(and some cows, says Clarence)

And a very tenacious chipmunk spent the morning with us at Thompson Reservoir.


Not "W" related, here's a little on Thompson Reservoir's campground and camping in general... We drove through Thompson because it was close to things we wanted to explore. Reservoirs are not our favorite places to camp - only because they tend to attract boaters, and we don't like hearing boat engines all day/night - but we had a really good experience in Colorado last summer, and Thompson seemed like a quiet enough place so we thought we'd give it a shot.

Our first night, we had two neighbors who had settled on the other side of the spacious campground. We heard nothing but frogs, ducks, little brown birds, and water lapping at the shore all evening. The sunset over the reservoir was lovely and the stars came out in full force.


Our second night, an elderly couple parked their ginormous RV right next to our tent site (despite the fact that there were 16 other available sites in a 19-site campground). They took a while settling in, and then the dreaded generator started. The friendly gentleman wandered over and asked if the noise would bother us. Patrick asked how long it would be running. "Oh, all night long," the friendly gentleman replied, and then proceeded to chat Patrick up for ten more minutes while I got in the tent and banged my head on the thermarest. (Seriously.)
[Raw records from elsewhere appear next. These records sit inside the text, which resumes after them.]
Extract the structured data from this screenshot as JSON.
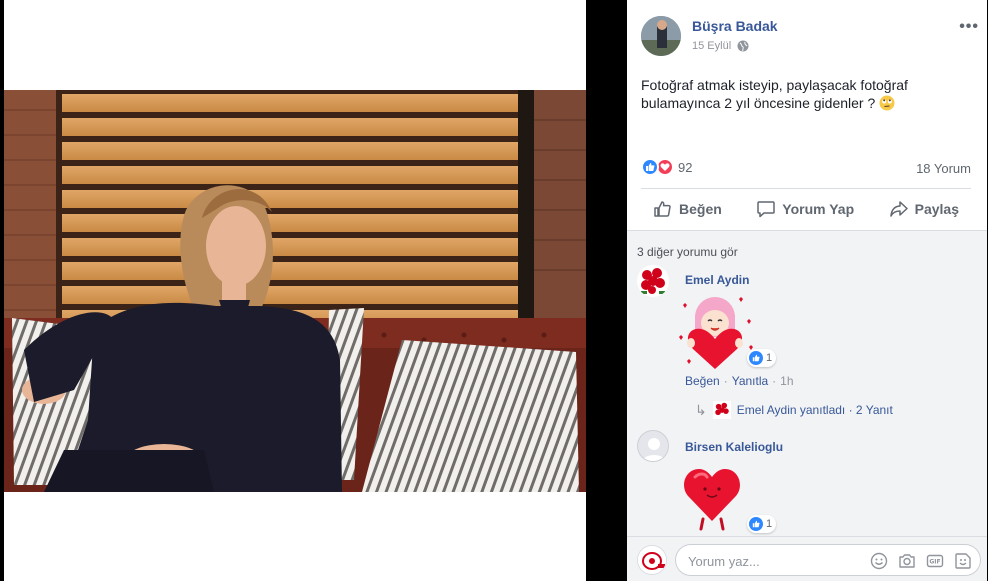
{
  "post": {
    "author": "Büşra Badak",
    "date": "15 Eylül",
    "privacy_icon": "globe-icon",
    "more_icon": "more-icon",
    "text": "Fotoğraf atmak isteyip, paylaşacak fotoğraf bulamayınca 2 yıl öncesine gidenler ?"
  },
  "stats": {
    "reactions_count": "92",
    "comments_count": "18 Yorum"
  },
  "actions": {
    "like": "Beğen",
    "comment": "Yorum Yap",
    "share": "Paylaş"
  },
  "comments_section": {
    "see_more": "3 diğer yorumu gör",
    "items": [
      {
        "name": "Emel Aydin",
        "sticker": "pink-hair-girl-heart-sticker",
        "reactions": "1",
        "like_label": "Beğen",
        "reply_label": "Yanıtla",
        "time": "1h",
        "reply_summary": "Emel Aydin yanıtladı · 2 Yanıt"
      },
      {
        "name": "Birsen Kalelioglu",
        "sticker": "red-heart-character-sticker",
        "reactions": "1"
      }
    ]
  },
  "composer": {
    "placeholder": "Yorum yaz..."
  },
  "colors": {
    "link": "#385898",
    "like_blue": "#2d88ff",
    "love_red": "#f33e58"
  }
}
Look. I am sorry that his wife was on an oxygen tank and needed the generator to run all night. I am glad they were still able to enjoy the great outdoors and the world-famous all-you-can-eat soup/salad and 30 oz steak dinner just up the road from the reservoir (Friday through Sunday, $30 cash only, reservations recommended, no alcohol served... no, we didn't do it, despite the friendly gentleman's rave reviews). I appreciate him asking if the noise was going to bother us. But at that point, what could we say? "Yes, thanks for asking - could you please move immediately?"

In hindsight we should've just moved. But we are stubborn folk, and instead, we endured the hum of the generator All. Night. Long.

this was our view! would YOU have moved?

Fellow campers - especially you National Park campers! but also you local campers - please be polite and think about others. That's all I ask.

Anyway. The food was simple again this time...

remembering Vietnam with an egg noodle breakfast

the old breakfast standby, oatmeal with all the fixin's
(pretty view optional but recommended)

organic tomato soup from a box, 
fire-roasted cheese quesadillas,
and a side of cheese and crackers for good measure

Insensitive camp neighbors aside, it was very fun to check out this part of Oregon. Everything was entirely new to me and Patrick hadn't been to some of these places in 20 years. With so much variety from west to east and north to south, it really astounds me that more Oregonians don't venture out and explore...